  4. Where Did The Sidekick Go?…Callie has a BFF/business partner named Temper, who’s an incredibly powerful witch. First, she’s the typical POC sidekick we’ve seen so many times before. Second, she’s only in the book, like, twice it feels like and shows up more often in the form of a phone call whenever Callie needs advice or just to vent to someone. Third, the author constantly mentions how powerful and how dangerous she is, but we never actually see her doing anything! Wasted opportunity there, I seriously hope she becomes more prominent in the next books.

Conclusion:

Overall, I by no means think this is a perfect book, but it’s definitely a great addition for anyone to consider adding it to their “To Read” shelf if they love the concept of what I recognize as the Hades/Persephone love story dynamic. It’s seen in a lot of Fantasy and Paranormal Romance stories: my examples once again are Feyre and Rhysand from Sarah J. Maas’s A Court of Thorns and Roses series, Casteel and Poppy from Jennifer L. Armentrout’s newest series, From Blood and Ash, and even a little similar to Mac and Barrons from Karen Marie Moning’s Fever series. If you’re a fan of any of those titles, this book will definitely appeal to you!

The romance is purely the only thing keeping me interested in going on with these books, so my fingers are crossed that the author gives more attention to OTHER aspects of her story that she didn’t this first time around: the world-building, her minor characters, and even adding more to the main conflict.

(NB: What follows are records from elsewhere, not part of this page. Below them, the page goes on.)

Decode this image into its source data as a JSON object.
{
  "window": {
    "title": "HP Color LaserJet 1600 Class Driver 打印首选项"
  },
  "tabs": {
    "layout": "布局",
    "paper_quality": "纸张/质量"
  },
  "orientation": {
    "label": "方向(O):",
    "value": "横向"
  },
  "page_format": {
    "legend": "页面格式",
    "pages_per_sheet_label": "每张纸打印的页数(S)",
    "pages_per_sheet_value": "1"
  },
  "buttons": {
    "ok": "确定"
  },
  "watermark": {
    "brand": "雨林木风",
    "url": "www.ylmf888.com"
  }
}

I for sure plan on reading the next books down the line, but I wouldn’t say I’m salivating over how soon I can get my hands on the next title either, I’d say I’m lukewarm-on-the-verge of being curious. There wasn’t too much of a cliffhanger ending—thank god—so I’ll probably be exploring other stories before I choose to get into the second book of The Bargainer series, but be on the lookout for my review of that to pop up on here soon!

Thanks for Reading!

— Nick Goodsell

1 thought on “My Review: Rhapsodic (The Bargainer #1): by Laura Thalassa”

Leave a Reply

Fill in your details below or click an icon to log in:

WordPress.com Logo

You are commenting using your WordPress.com account. Log Out /  Change )

Google photo

You are commenting using your Google account. Log Out /  Change )

Twitter picture

You are commenting using your Twitter account. Log Out /  Change )

Facebook photo

You are commenting using your Facebook account. Log Out /  Change )

Connecting to %s

This site uses Akismet to reduce spam. Learn how your comment data is processed.